§ **BRIEF**:
Please give the listing again in full, leaving out its images.

§ **RECORD SET**:
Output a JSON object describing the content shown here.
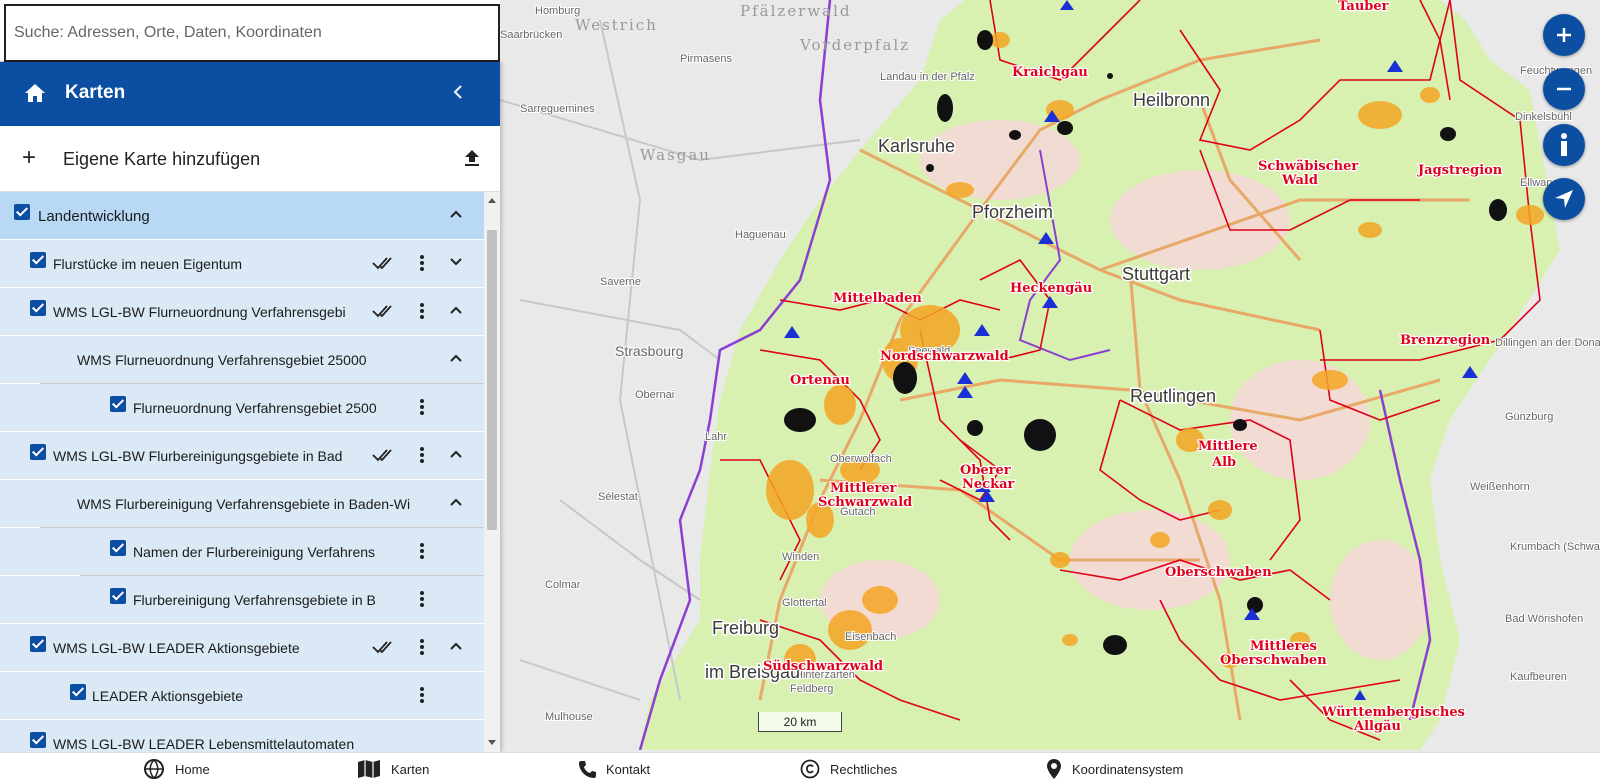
{
  "search": {
    "placeholder": "Suche: Adressen, Orte, Daten, Koordinaten"
  },
  "panel": {
    "title": "Karten",
    "add_map_label": "Eigene Karte hinzufügen"
  },
  "layers": [
    {
      "label": "Landentwicklung",
      "level": 0
    },
    {
      "label": "Flurstücke im neuen Eigentum",
      "level": 1
    },
    {
      "label": "WMS LGL-BW Flurneuordnung Verfahrensgebi",
      "level": 1
    },
    {
      "label": "WMS Flurneuordnung Verfahrensgebiet 25000",
      "level": 2
    },
    {
      "label": "Flurneuordnung Verfahrensgebiet 2500",
      "level": 3
    },
    {
      "label": "WMS LGL-BW Flurbereinigungsgebiete in Bad",
      "level": 1
    },
    {
      "label": "WMS Flurbereinigung Verfahrensgebiete in Baden-Wi",
      "level": 2
    },
    {
      "label": "Namen der Flurbereinigung Verfahrens",
      "level": 3
    },
    {
      "label": "Flurbereinigung Verfahrensgebiete in B",
      "level": 3
    },
    {
      "label": "WMS LGL-BW LEADER Aktionsgebiete",
      "level": 1
    },
    {
      "label": "LEADER Aktionsgebiete",
      "level": 2
    },
    {
      "label": "WMS LGL-BW LEADER Lebensmittelautomaten",
      "level": 1
    }
  ],
  "map": {
    "scale_label": "20 km",
    "cities": [
      "Karlsruhe",
      "Pforzheim",
      "Heilbronn",
      "Stuttgart",
      "Reutlingen",
      "Freiburg",
      "im Breisgau",
      "Strasbourg"
    ],
    "regions": [
      "Kraichgau",
      "Tauber",
      "Schwäbischer",
      "Wald",
      "Jagstregion",
      "Heckengäu",
      "Mittelbaden",
      "Nordschwarzwald",
      "Ortenau",
      "Brenzregion",
      "Mittlerer",
      "Schwarzwald",
      "Oberer",
      "Neckar",
      "Mittlere",
      "Alb",
      "Oberschwaben",
      "Mittleres",
      "Oberschwaben",
      "Südschwarzwald",
      "Württembergisches",
      "Allgäu"
    ],
    "small_places": [
      "Homburg",
      "Saarbrücken",
      "Pirmasens",
      "Sarreguemines",
      "Haguenau",
      "Saverne",
      "Obernai",
      "Sélestat",
      "Colmar",
      "Mulhouse",
      "Landau in der Pfalz",
      "Dillingen an der Donau",
      "Günzburg",
      "Krumbach (Schwaben)",
      "Bad Wörishofen",
      "Kaufbeuren",
      "Weißenhorn",
      "Ellwangen",
      "Dinkelsbühl",
      "Feuchtwangen",
      "Lahr",
      "Oberwolfach",
      "Gutach",
      "Winden",
      "Glottertal",
      "Eisenbach",
      "Feldberg",
      "Hinterzarten",
      "Seewald"
    ],
    "faint": [
      "Westrich",
      "Pfälzerwald",
      "Vorderpfalz",
      "Wasgau"
    ]
  },
  "footer": {
    "home": "Home",
    "karten": "Karten",
    "kontakt": "Kontakt",
    "rechtliches": "Rechtliches",
    "koordinaten": "Koordinatensystem"
  },
  "colors": {
    "accent": "#0b4ea2",
    "region_border": "#e0001b",
    "state_border": "#8a3fd1"
  }
}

§ **COMPLETED EXERCISE**:
Output a JSON object describing the content shown here.
{
  "search": {
    "placeholder": "Suche: Adressen, Orte, Daten, Koordinaten"
  },
  "panel": {
    "title": "Karten",
    "add_map_label": "Eigene Karte hinzufügen"
  },
  "layers": [
    {
      "label": "Landentwicklung",
      "level": 0
    },
    {
      "label": "Flurstücke im neuen Eigentum",
      "level": 1
    },
    {
      "label": "WMS LGL-BW Flurneuordnung Verfahrensgebi",
      "level": 1
    },
    {
      "label": "WMS Flurneuordnung Verfahrensgebiet 25000",
      "level": 2
    },
    {
      "label": "Flurneuordnung Verfahrensgebiet 2500",
      "level": 3
    },
    {
      "label": "WMS LGL-BW Flurbereinigungsgebiete in Bad",
      "level": 1
    },
    {
      "label": "WMS Flurbereinigung Verfahrensgebiete in Baden-Wi",
      "level": 2
    },
    {
      "label": "Namen der Flurbereinigung Verfahrens",
      "level": 3
    },
    {
      "label": "Flurbereinigung Verfahrensgebiete in B",
      "level": 3
    },
    {
      "label": "WMS LGL-BW LEADER Aktionsgebiete",
      "level": 1
    },
    {
      "label": "LEADER Aktionsgebiete",
      "level": 2
    },
    {
      "label": "WMS LGL-BW LEADER Lebensmittelautomaten",
      "level": 1
    }
  ],
  "map": {
    "scale_label": "20 km",
    "cities": [
      "Karlsruhe",
      "Pforzheim",
      "Heilbronn",
      "Stuttgart",
      "Reutlingen",
      "Freiburg",
      "im Breisgau",
      "Strasbourg"
    ],
    "regions": [
      "Kraichgau",
      "Tauber",
      "Schwäbischer",
      "Wald",
      "Jagstregion",
      "Heckengäu",
      "Mittelbaden",
      "Nordschwarzwald",
      "Ortenau",
      "Brenzregion",
      "Mittlerer",
      "Schwarzwald",
      "Oberer",
      "Neckar",
      "Mittlere",
      "Alb",
      "Oberschwaben",
      "Mittleres",
      "Oberschwaben",
      "Südschwarzwald",
      "Württembergisches",
      "Allgäu"
    ],
    "small_places": [
      "Homburg",
      "Saarbrücken",
      "Pirmasens",
      "Sarreguemines",
      "Haguenau",
      "Saverne",
      "Obernai",
      "Sélestat",
      "Colmar",
      "Mulhouse",
      "Landau in der Pfalz",
      "Dillingen an der Donau",
      "Günzburg",
      "Krumbach (Schwaben)",
      "Bad Wörishofen",
      "Kaufbeuren",
      "Weißenhorn",
      "Ellwangen",
      "Dinkelsbühl",
      "Feuchtwangen",
      "Lahr",
      "Oberwolfach",
      "Gutach",
      "Winden",
      "Glottertal",
      "Eisenbach",
      "Feldberg",
      "Hinterzarten",
      "Seewald"
    ],
    "faint": [
      "Westrich",
      "Pfälzerwald",
      "Vorderpfalz",
      "Wasgau"
    ]
  },
  "footer": {
    "home": "Home",
    "karten": "Karten",
    "kontakt": "Kontakt",
    "rechtliches": "Rechtliches",
    "koordinaten": "Koordinatensystem"
  },
  "colors": {
    "accent": "#0b4ea2",
    "region_border": "#e0001b",
    "state_border": "#8a3fd1"
  }
}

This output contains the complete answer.